Work to complete
Every line in the data below that holds "volume" should be found and copied.

------------------------------------------------------------

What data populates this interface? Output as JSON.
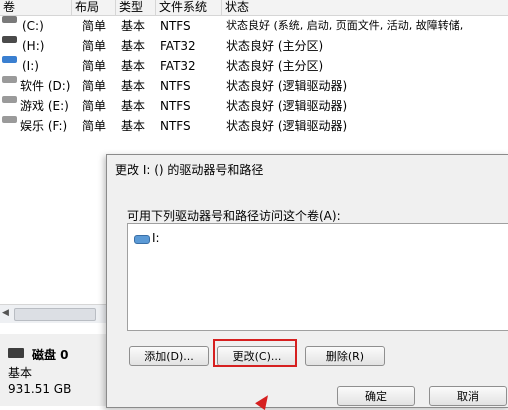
{
  "table": {
    "headers": [
      "卷",
      "布局",
      "类型",
      "文件系统",
      "状态"
    ],
    "rows": [
      {
        "volume": "(C:)",
        "layout": "简单",
        "type": "基本",
        "fs": "NTFS",
        "status": "状态良好 (系统, 启动, 页面文件, 活动, 故障转储,",
        "icon_color": "#7a7a7a"
      },
      {
        "volume": "(H:)",
        "layout": "简单",
        "type": "基本",
        "fs": "FAT32",
        "status": "状态良好 (主分区)",
        "icon_color": "#4a4a4a"
      },
      {
        "volume": "(I:)",
        "layout": "简单",
        "type": "基本",
        "fs": "FAT32",
        "status": "状态良好 (主分区)",
        "icon_color": "#3a7fd0"
      },
      {
        "volume": "软件 (D:)",
        "layout": "简单",
        "type": "基本",
        "fs": "NTFS",
        "status": "状态良好 (逻辑驱动器)",
        "icon_color": "#9a9a9a"
      },
      {
        "volume": "游戏 (E:)",
        "layout": "简单",
        "type": "基本",
        "fs": "NTFS",
        "status": "状态良好 (逻辑驱动器)",
        "icon_color": "#9a9a9a"
      },
      {
        "volume": "娱乐 (F:)",
        "layout": "简单",
        "type": "基本",
        "fs": "NTFS",
        "status": "状态良好 (逻辑驱动器)",
        "icon_color": "#9a9a9a"
      }
    ]
  },
  "disk_panel": {
    "name": "磁盘 0",
    "type": "基本",
    "size": "931.51 GB"
  },
  "dialog": {
    "title": "更改 I: () 的驱动器号和路径",
    "label": "可用下列驱动器号和路径访问这个卷(A):",
    "list_items": [
      "I:"
    ],
    "buttons": {
      "add": "添加(D)...",
      "change": "更改(C)...",
      "delete": "删除(R)",
      "ok": "确定",
      "cancel": "取消"
    }
  },
  "accent_color": "#d62020"
}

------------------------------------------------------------

Exercise answer
        "volume": "(C:)",
        "volume": "(H:)",
        "volume": "(I:)",
        "volume": "软件 (D:)",
        "volume": "游戏 (E:)",
        "volume": "娱乐 (F:)",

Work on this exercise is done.